#### Data to examine ####

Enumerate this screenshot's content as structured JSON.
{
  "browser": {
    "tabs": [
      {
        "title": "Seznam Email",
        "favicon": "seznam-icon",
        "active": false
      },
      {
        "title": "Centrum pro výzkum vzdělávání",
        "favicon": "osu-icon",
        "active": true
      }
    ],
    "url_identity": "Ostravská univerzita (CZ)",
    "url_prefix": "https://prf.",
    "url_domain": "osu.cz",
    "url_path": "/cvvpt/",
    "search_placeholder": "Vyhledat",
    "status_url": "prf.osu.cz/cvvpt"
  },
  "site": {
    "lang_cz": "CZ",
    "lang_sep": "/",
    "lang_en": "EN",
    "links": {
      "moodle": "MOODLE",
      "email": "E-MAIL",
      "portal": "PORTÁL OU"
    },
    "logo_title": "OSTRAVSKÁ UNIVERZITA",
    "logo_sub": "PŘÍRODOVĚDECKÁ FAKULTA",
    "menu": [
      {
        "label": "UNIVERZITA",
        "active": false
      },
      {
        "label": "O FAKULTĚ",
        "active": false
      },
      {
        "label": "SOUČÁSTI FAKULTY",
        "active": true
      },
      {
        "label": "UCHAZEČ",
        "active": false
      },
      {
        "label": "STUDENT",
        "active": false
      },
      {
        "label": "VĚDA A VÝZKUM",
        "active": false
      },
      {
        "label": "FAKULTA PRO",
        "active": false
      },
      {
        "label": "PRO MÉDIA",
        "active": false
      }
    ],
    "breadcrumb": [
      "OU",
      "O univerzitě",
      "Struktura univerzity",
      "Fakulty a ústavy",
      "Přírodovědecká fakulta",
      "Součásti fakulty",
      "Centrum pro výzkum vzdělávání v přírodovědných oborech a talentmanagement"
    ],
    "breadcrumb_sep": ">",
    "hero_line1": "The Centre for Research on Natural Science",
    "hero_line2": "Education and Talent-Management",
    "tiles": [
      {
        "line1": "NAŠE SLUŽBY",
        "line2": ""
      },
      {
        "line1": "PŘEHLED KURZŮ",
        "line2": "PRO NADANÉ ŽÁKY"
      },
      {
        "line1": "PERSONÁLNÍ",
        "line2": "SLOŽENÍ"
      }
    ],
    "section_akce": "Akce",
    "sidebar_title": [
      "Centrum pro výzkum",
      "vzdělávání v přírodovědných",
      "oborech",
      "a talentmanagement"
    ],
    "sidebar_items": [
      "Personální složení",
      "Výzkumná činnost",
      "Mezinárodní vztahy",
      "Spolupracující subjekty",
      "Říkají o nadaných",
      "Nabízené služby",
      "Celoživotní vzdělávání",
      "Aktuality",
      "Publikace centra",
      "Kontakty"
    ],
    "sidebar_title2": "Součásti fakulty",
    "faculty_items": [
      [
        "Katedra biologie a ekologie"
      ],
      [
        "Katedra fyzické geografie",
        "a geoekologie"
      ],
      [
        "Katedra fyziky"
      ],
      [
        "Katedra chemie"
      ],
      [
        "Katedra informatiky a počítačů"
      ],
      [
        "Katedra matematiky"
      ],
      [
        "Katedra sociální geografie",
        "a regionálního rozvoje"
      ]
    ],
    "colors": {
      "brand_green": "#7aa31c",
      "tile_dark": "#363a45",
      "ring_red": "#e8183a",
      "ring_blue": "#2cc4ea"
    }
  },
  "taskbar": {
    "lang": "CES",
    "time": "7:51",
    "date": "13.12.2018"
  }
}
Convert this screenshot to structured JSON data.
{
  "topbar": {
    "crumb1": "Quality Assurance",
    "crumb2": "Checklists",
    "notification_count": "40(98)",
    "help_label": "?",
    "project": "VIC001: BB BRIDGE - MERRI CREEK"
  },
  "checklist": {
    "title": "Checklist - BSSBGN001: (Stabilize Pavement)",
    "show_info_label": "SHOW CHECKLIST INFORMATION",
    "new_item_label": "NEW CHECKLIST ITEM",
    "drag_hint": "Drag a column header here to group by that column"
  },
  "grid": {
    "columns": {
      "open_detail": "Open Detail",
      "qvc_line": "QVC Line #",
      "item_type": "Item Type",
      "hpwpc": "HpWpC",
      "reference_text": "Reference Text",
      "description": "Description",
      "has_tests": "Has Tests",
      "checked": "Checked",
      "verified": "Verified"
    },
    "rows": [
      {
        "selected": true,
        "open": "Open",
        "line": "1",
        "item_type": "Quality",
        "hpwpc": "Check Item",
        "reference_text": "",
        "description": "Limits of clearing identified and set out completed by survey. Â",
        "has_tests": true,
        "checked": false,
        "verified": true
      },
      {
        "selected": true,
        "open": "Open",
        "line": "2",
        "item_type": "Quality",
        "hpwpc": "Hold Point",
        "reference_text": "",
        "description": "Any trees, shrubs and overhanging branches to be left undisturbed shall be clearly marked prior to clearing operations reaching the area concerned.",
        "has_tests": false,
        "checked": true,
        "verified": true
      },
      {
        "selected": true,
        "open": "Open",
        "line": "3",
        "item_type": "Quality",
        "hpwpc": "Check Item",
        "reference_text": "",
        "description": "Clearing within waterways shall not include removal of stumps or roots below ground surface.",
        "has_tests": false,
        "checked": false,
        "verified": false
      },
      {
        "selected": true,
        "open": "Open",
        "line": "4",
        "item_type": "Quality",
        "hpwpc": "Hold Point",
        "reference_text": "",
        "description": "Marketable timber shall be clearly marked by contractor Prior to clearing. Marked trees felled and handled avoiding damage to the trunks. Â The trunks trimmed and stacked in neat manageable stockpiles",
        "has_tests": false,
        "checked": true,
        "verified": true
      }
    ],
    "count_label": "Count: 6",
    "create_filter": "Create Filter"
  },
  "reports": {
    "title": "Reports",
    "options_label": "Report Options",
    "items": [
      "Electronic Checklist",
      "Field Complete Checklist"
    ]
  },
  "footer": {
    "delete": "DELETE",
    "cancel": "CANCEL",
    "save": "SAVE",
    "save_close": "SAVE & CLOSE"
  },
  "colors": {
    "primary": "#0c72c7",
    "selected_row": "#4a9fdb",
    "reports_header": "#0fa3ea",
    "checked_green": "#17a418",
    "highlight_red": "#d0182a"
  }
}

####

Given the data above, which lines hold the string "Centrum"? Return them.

        "title": "Centrum pro výzkum vzdělávání",
      "Centrum pro výzkum vzdělávání v přírodovědných oborech a talentmanagement"
      "Centrum pro výzkum",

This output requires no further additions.